So, I think there will always be a place for commercial software.

However, I can see the value of using OSS and customising it for the customers needs. This would be the most likely way of making money - whether most developers would like to take someone elses code and build on it is the question.

I suspect most would not.


Greg Stein said...

I think you're looking at just a small slice of the money flow. End customers will pay for install, customization, management, and all that. Some developers will be doing just that, and for "us geeks" that is unattractive. But there are a lot of junior level programmers who do not have sophisticated training, so that kind of work will be just fine at keeping food on the table.

But the other money flow is employers paying the geeks to improve the software that gets deployed to those customers. There is a lot of infrastructure that needs to be continually built and improved upon, for later deployment. That won't go away.

What will go away is the notion that the all/most of that infrastructure will be closed source. Even if a dev shop wants to keep it closed, its competitor is going to grab an open one.

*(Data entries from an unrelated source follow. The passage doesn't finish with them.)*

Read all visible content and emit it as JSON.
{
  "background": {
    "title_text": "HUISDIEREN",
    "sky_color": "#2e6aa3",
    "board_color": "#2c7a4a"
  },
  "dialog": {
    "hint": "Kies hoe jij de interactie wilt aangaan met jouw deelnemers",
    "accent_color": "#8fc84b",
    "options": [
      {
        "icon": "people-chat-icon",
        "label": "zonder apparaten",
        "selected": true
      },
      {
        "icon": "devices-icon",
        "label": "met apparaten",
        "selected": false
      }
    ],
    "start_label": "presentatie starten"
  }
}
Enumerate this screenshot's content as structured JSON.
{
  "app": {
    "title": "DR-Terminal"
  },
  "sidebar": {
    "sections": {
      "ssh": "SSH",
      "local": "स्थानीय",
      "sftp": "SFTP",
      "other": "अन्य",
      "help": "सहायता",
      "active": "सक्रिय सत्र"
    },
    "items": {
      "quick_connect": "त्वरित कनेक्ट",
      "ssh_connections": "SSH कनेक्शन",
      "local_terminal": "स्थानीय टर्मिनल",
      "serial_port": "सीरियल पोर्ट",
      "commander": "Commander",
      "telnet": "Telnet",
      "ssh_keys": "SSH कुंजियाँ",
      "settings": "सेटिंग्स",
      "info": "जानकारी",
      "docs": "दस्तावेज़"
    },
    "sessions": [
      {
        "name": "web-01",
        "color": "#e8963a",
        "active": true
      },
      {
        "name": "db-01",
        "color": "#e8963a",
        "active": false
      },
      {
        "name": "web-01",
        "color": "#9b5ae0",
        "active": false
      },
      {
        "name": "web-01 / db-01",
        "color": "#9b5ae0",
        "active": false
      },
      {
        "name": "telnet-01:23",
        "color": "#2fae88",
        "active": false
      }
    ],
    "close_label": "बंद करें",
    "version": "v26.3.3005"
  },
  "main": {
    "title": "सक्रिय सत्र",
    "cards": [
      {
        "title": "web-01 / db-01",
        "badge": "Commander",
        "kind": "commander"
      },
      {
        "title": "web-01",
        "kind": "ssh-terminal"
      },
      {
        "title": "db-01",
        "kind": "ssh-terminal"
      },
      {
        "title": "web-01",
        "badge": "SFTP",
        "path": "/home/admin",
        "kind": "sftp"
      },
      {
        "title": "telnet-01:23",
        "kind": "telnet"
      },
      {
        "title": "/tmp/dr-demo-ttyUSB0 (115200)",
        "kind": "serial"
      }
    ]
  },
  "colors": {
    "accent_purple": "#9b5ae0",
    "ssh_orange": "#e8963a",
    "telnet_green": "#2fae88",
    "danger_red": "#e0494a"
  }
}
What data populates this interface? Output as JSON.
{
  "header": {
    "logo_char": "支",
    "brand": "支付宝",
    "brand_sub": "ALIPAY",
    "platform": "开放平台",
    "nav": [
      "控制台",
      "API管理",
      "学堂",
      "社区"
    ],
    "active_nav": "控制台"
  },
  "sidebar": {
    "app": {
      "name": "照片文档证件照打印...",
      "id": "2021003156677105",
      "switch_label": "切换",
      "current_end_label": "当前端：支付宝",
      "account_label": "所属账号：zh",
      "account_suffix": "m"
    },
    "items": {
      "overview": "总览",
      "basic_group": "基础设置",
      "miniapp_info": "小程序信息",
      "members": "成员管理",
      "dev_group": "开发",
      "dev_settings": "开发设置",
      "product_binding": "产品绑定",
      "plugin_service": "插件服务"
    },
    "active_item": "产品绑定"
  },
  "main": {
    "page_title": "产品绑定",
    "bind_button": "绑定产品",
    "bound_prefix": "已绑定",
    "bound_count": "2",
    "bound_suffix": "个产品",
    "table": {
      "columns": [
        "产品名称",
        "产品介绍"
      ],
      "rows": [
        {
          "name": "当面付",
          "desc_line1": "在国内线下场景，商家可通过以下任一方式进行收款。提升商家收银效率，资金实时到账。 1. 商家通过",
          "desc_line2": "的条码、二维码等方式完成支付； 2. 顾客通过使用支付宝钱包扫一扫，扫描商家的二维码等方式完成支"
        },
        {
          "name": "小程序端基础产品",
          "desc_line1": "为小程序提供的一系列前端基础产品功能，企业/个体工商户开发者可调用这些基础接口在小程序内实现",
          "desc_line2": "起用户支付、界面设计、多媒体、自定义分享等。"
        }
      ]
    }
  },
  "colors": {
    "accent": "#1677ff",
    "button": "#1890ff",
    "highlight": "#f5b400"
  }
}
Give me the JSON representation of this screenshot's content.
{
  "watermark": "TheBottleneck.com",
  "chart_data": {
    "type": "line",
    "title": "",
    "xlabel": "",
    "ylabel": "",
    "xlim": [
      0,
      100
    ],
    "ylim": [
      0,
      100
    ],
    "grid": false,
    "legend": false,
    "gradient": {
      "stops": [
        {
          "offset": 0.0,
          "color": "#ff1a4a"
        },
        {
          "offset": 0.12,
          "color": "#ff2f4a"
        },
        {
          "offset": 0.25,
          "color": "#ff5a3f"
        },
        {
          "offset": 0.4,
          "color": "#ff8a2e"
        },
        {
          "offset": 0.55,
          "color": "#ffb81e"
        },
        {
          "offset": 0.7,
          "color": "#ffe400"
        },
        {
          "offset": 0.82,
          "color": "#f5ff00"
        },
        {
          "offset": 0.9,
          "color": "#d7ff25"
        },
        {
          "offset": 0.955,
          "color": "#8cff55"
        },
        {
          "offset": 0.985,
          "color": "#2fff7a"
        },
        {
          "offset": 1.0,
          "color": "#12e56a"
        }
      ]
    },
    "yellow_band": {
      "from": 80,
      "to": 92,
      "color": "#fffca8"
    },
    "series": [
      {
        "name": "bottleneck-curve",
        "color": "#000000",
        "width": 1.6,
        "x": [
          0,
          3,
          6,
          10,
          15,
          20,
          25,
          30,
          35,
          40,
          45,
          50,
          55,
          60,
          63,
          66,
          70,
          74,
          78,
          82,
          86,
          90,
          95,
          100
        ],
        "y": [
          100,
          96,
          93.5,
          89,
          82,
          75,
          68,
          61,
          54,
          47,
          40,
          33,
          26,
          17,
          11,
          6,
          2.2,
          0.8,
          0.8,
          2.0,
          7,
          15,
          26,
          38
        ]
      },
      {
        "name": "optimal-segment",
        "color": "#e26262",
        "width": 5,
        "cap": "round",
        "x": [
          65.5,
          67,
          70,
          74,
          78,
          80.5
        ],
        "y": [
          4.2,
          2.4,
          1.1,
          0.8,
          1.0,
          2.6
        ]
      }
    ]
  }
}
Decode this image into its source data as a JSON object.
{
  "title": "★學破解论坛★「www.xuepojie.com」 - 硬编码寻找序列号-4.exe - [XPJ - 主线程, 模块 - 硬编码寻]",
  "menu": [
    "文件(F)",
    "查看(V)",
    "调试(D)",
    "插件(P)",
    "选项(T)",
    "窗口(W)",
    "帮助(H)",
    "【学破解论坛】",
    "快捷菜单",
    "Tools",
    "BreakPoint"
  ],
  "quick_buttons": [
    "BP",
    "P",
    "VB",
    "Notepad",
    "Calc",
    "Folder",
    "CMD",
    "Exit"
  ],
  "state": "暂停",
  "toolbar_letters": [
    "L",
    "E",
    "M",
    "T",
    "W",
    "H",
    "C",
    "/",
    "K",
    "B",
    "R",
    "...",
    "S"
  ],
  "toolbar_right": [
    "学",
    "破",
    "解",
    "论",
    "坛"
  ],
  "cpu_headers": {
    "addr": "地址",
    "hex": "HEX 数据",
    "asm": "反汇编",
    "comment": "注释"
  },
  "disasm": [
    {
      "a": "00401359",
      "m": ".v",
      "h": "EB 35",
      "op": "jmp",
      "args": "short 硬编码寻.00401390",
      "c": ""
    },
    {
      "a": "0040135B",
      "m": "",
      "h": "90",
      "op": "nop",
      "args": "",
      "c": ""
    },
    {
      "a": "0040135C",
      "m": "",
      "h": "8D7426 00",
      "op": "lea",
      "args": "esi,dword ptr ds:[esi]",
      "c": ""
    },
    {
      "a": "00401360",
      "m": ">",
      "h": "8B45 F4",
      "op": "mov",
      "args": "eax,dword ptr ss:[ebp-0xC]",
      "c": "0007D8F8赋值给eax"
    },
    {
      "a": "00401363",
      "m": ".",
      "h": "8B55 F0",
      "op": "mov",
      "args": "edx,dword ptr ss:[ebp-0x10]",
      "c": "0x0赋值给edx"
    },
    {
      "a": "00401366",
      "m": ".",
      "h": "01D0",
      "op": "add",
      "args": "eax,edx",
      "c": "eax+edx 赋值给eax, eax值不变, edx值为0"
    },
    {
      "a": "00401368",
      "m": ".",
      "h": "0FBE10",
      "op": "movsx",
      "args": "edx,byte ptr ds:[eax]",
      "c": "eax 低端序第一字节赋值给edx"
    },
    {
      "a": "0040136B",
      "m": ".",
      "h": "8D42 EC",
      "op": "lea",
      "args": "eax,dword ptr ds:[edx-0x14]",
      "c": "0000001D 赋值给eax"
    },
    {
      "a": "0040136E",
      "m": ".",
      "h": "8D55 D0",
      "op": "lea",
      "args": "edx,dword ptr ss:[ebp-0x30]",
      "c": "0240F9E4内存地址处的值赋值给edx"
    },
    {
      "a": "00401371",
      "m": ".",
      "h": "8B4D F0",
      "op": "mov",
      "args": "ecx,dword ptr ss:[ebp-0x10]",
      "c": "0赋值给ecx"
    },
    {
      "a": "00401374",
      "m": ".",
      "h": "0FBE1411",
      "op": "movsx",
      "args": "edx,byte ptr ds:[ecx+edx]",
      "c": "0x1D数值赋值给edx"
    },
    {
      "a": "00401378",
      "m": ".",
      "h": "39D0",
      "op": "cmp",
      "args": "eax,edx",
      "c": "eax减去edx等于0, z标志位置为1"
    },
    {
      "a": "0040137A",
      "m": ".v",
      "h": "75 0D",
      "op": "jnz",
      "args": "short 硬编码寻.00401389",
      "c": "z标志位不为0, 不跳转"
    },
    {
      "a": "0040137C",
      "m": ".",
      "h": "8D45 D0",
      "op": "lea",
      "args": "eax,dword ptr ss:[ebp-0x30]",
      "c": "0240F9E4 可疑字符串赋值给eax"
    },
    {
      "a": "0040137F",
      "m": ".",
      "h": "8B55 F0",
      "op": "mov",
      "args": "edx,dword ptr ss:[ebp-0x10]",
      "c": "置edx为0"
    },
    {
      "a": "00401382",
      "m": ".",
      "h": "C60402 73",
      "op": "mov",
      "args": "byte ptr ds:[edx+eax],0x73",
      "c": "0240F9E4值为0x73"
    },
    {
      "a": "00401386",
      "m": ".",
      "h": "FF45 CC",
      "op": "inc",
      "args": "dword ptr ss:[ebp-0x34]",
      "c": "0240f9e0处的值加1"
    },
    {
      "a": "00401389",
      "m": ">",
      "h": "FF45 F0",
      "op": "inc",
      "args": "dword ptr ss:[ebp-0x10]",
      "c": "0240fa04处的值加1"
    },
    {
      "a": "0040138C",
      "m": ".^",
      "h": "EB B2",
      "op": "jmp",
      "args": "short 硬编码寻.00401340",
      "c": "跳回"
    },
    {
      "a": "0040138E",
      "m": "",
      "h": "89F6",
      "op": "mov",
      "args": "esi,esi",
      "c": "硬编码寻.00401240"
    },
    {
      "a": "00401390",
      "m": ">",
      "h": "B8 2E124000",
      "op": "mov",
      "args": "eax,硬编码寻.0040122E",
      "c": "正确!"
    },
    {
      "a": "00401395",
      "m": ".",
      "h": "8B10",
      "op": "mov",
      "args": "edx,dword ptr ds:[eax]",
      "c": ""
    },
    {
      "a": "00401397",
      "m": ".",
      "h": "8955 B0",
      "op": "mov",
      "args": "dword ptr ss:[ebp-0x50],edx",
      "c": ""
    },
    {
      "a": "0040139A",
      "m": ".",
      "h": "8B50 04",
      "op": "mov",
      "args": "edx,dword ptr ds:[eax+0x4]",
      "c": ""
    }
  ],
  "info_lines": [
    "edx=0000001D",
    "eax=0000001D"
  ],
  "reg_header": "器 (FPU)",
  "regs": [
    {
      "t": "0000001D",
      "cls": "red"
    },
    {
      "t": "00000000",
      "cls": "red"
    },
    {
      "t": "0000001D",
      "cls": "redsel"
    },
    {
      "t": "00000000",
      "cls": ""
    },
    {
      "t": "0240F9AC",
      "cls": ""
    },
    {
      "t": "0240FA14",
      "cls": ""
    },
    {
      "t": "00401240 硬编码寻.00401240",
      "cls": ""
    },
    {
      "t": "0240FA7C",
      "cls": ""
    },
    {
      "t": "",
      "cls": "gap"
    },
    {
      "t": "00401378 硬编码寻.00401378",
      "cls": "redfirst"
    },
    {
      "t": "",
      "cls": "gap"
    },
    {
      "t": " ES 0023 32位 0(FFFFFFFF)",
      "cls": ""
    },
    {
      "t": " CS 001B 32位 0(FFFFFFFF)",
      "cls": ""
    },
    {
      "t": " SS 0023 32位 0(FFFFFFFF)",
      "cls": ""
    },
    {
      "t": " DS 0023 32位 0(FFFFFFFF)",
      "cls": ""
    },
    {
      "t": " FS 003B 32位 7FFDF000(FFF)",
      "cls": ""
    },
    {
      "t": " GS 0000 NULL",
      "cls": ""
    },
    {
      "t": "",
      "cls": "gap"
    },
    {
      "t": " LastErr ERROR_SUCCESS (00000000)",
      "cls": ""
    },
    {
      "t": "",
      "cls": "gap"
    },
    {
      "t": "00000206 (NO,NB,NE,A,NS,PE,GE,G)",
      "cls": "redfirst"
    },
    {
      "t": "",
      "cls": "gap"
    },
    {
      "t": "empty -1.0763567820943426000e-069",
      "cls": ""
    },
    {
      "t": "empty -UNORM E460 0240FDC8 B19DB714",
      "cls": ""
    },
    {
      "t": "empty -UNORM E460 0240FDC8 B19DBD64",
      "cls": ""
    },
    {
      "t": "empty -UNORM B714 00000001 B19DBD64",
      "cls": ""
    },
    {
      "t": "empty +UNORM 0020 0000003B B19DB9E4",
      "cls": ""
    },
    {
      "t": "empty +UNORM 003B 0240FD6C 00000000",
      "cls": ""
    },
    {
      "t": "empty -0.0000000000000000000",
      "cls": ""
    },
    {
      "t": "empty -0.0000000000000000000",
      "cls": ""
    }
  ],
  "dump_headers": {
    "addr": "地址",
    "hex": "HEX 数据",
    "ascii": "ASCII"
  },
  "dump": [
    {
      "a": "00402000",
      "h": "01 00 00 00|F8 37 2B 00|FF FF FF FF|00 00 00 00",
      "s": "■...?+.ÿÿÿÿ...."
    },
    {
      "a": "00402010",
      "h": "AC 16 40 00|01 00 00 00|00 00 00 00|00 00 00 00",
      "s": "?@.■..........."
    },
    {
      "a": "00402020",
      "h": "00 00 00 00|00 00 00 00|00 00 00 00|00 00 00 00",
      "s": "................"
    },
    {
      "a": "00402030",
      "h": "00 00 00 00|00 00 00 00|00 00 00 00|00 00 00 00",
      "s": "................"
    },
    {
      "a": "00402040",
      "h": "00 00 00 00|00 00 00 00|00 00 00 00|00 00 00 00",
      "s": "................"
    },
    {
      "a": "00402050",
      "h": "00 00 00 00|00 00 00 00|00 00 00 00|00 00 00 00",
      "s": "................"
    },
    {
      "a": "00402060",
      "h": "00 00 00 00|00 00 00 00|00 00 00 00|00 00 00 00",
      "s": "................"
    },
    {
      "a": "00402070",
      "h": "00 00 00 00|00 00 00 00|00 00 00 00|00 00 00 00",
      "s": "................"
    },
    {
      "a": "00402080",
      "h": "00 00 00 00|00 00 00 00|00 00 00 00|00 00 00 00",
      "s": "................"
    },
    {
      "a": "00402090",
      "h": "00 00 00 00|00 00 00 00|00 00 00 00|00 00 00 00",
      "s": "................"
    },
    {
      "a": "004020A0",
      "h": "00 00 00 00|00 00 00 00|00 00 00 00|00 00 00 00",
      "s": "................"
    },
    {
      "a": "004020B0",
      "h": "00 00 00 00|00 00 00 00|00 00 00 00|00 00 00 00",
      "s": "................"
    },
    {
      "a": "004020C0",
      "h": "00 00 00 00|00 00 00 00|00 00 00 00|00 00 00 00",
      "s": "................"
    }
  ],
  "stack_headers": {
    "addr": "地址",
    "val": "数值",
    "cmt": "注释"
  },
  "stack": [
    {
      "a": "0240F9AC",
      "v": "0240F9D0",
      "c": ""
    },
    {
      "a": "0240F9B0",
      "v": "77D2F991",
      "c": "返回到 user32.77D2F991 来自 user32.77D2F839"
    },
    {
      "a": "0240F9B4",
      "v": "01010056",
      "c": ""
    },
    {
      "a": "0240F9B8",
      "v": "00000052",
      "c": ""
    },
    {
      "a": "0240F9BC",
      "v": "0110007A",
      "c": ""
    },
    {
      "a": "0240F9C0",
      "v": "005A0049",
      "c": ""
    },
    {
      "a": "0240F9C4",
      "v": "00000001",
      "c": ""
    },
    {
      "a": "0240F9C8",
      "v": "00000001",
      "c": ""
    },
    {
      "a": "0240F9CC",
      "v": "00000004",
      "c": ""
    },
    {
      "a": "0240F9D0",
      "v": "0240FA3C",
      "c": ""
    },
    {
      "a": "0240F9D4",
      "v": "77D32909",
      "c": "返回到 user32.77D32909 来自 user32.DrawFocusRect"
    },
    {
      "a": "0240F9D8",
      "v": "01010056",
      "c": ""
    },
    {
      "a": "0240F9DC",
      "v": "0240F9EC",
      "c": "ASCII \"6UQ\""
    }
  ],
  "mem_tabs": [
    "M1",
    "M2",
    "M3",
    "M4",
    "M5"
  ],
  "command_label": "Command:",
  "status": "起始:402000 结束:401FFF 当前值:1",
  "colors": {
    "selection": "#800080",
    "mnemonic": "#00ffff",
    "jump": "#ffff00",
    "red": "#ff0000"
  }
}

They'll work with the community to enhance that code. Meaning, their productivity is higher than the shop working on their closed codebase. That competitor is going to be able to have fewer "in house" developers, and use their savings to hire more consultants to deploy software. They'll have more customers and make more money. In short: to be competitive, moving to Open Source is going to be necessary.

And this really applies to everything, not just infrastructure. In a lot of deployments, people are delivering full systems. To be competitive, you're going to deliver an OSS solution. And if part of that solution is broken or doesn't suit your customers' needs, then you send your geeks in to fix it.

Have no fear... your geeky life isn't going anywhere :-)


Anonymous said...

I think you are looking at it from the wrong angle. You are looking at it from the developers side. But the customers call the shots. If someone in your niche produces a good open source package, will customers migrate? Ultimately, it's not really up to you. All you can do is make sure your solution is very good, and hope no one produces an open source "good enough" version.

peter said...

All these open source arguments overlook one basic fundemental fact of humans - we are greedy and selfish. Making a profit will ALLWAYS take preference over any other motives.

It's very naive to beleive that OS will completely elimitate commercial software but it does have it's place - most notably when it helps developers create non OS software.